◆ **Exercise material**
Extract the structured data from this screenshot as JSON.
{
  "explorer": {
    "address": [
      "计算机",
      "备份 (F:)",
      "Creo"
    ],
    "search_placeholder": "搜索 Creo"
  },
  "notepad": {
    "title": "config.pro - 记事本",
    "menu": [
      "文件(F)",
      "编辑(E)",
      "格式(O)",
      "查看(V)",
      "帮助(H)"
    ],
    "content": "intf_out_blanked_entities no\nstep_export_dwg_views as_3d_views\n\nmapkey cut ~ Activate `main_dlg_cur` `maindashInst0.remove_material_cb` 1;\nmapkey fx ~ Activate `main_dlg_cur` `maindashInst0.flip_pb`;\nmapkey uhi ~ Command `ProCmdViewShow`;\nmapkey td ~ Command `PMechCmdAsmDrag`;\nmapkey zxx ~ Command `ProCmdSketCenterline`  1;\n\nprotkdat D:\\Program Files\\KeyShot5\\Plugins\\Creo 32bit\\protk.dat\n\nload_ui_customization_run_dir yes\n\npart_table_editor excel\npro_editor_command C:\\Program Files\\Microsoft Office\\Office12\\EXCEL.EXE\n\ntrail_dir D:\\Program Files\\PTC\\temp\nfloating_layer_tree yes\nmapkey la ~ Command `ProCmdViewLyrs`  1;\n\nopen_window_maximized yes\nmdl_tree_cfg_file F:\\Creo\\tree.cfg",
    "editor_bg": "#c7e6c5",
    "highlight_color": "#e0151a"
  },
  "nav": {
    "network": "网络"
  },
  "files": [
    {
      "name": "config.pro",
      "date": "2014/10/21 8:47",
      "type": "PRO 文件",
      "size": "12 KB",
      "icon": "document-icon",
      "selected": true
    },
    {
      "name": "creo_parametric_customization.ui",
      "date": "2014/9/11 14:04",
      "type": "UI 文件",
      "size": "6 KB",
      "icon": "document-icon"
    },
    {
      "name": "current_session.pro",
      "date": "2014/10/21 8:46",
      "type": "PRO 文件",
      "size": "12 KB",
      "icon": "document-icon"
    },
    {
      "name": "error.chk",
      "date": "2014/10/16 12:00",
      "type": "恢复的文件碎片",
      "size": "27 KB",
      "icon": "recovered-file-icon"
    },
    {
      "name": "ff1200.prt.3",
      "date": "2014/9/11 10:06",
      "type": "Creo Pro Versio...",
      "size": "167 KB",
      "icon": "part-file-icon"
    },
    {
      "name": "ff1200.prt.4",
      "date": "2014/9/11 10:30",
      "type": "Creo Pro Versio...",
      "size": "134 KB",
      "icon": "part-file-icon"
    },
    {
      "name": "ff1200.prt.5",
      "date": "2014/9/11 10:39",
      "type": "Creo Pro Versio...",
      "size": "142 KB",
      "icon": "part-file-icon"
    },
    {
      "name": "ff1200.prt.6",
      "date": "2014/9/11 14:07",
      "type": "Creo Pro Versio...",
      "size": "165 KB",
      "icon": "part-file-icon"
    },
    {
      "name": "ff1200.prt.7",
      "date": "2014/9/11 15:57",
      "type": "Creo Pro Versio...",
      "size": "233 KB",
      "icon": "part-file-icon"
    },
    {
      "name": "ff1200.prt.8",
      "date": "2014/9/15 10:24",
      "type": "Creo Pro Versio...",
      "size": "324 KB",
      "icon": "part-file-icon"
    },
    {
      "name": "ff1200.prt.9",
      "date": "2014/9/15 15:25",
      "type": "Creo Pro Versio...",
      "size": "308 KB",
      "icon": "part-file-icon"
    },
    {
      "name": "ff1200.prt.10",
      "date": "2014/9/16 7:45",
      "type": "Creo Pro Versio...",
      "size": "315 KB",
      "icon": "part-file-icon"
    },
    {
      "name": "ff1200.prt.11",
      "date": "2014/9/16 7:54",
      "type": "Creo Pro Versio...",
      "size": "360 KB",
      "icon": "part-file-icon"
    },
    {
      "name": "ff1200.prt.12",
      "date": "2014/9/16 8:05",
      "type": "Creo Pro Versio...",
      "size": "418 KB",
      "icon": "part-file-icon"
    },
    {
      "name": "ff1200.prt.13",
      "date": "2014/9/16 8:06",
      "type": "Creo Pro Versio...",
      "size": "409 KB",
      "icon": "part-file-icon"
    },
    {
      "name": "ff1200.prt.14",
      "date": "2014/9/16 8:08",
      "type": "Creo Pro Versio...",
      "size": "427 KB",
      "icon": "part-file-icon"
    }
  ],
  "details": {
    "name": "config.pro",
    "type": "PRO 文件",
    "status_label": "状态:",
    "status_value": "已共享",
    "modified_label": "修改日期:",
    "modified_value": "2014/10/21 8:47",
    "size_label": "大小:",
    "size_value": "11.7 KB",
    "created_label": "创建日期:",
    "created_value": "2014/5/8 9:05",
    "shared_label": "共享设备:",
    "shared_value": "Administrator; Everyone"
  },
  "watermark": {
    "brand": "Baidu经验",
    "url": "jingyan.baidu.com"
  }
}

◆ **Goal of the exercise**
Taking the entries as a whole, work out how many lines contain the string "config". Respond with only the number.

◆ **Solved exercise**
3